    def __init__(self, name, breed): = name
        self.breed = breed

# Create a Dog object
my_dog = Dog("Fido", "Labrador")

In this example, name and breed are data attributes of the my_dog object. They hold information about my_dog (in this case, "Fido" and "Labrador").

Method Attributes

Now let's add a method to our Dog class.

class Dog:
    def __init__(self, name, breed): = name
        self.breed = breed

    def bark(self):
        return f"{} says woof!"

# Create a Dog object
my_dog = Dog("Fido", "Labrador")

# Use the bark method
print(my_dog.bark())  # Outputs: Fido says woof!

Here, bark is a method attribute of the my_dog object. It's a function that we can call on my_dog to make it perform an action.

Accessing Attributes

To access an attribute of an object, you use the dot . notation. This is like saying "I want to look inside this toolbox and find a specific tool or material." Here's how you can access the name attribute of my_dog:

print(  # Outputs: Fido

Setting and Changing Attributes

Attributes can be set when an object is created, or they can be changed later on. Here's how you could change the name attribute of my_dog: = "Rex"
print(  # Outputs: Rex

Built-in Attributes

Python objects come with some built-in attributes that provide information about the object. For instance, every object has an attribute called __dict__ that stores all its attributes.

print(my_dog.__dict__)  # Outputs: {'name': 'Rex', 'breed': 'Labrador'}

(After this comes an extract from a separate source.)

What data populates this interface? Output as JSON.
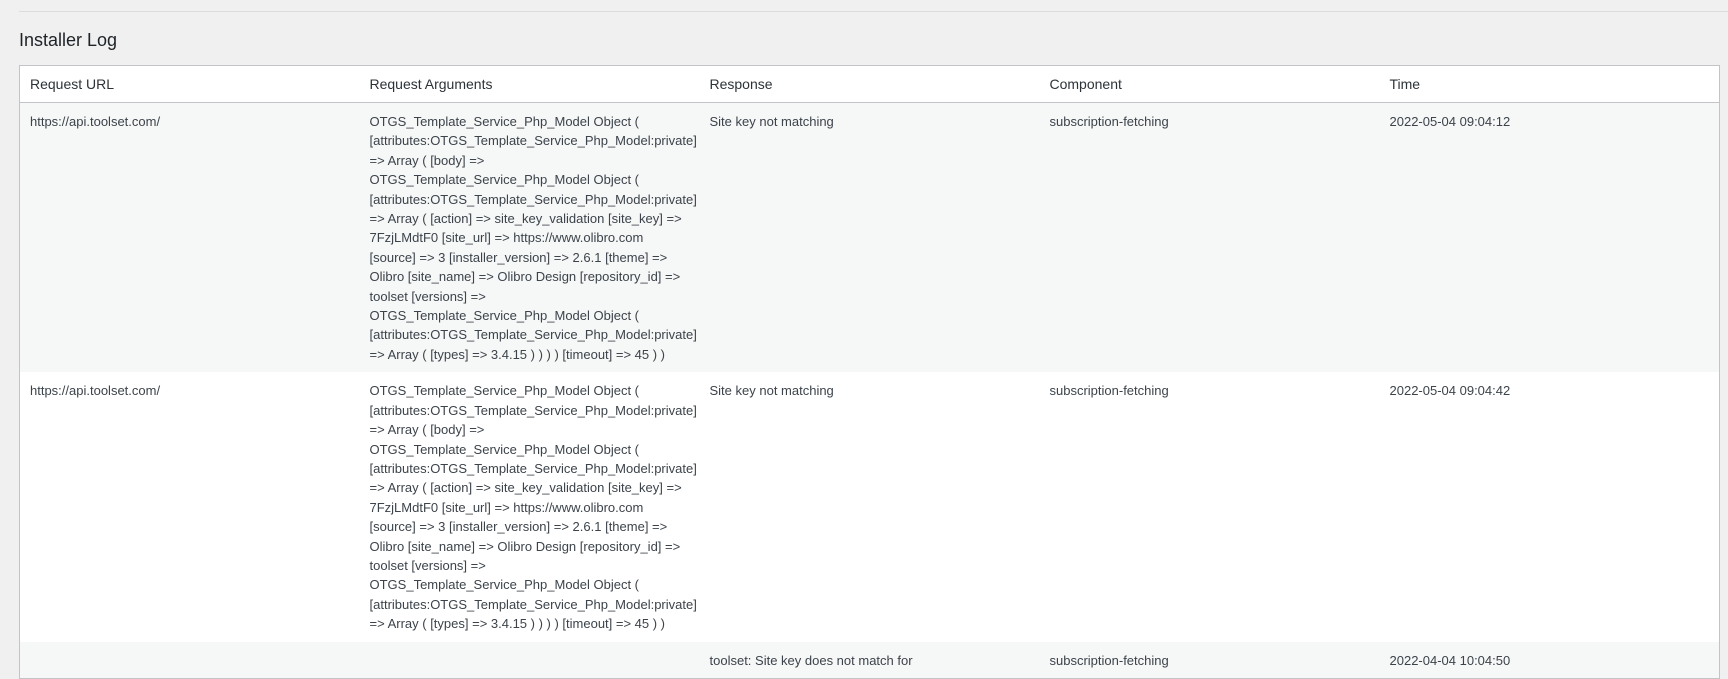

Intuition and Analogies

To solidify your understanding, let's use an analogy. Imagine a car as an object. The car's attributes could be its color, make, model, and the ability to start or stop the engine (methods). When you tell the car to start, you're calling its method. When you look at the color, you're accessing a data attribute.

Practical Examples

Let's look at a more practical example. Suppose you're building a program that manages books in a library. You might have a Book class with attributes like title, author, and a method called check_out.

class Book:
    def __init__(self, title, author):
        self.title = title = author
        self.is_checked_out = False

    def check_out(self):
        self.is_checked_out = True
        return f"{self.title} by {} has been checked out."

# Create a Book object
my_book = Book("1984", "George Orwell")

# Use the check_out method
print(my_book.check_out())  # Outputs: 1984 by George Orwell has been checked out.

In this example, title, author, and is_checked_out are data attributes, while check_out is a method attribute.

Conclusion: Attributes Bring Objects to Life

Attributes in Python are the spices that give flavor to the otherwise bland soup of objects. They are what make each object unique and functional. By understanding attributes, you've taken a significant step towards mastering Python. With each attribute you define, you're adding a new feature to your object, making it more complex and useful.

Remember, programming is like learning a new language or playing an instrument. It takes practice and patience. Keep experimenting with attributes, and soon you'll be able to craft intricate and efficient programs that do amazing things. And when you get there, you'll look back and realize that understanding attributes was a key part of your journey. So go ahead, play around with them, and watch your code come to life!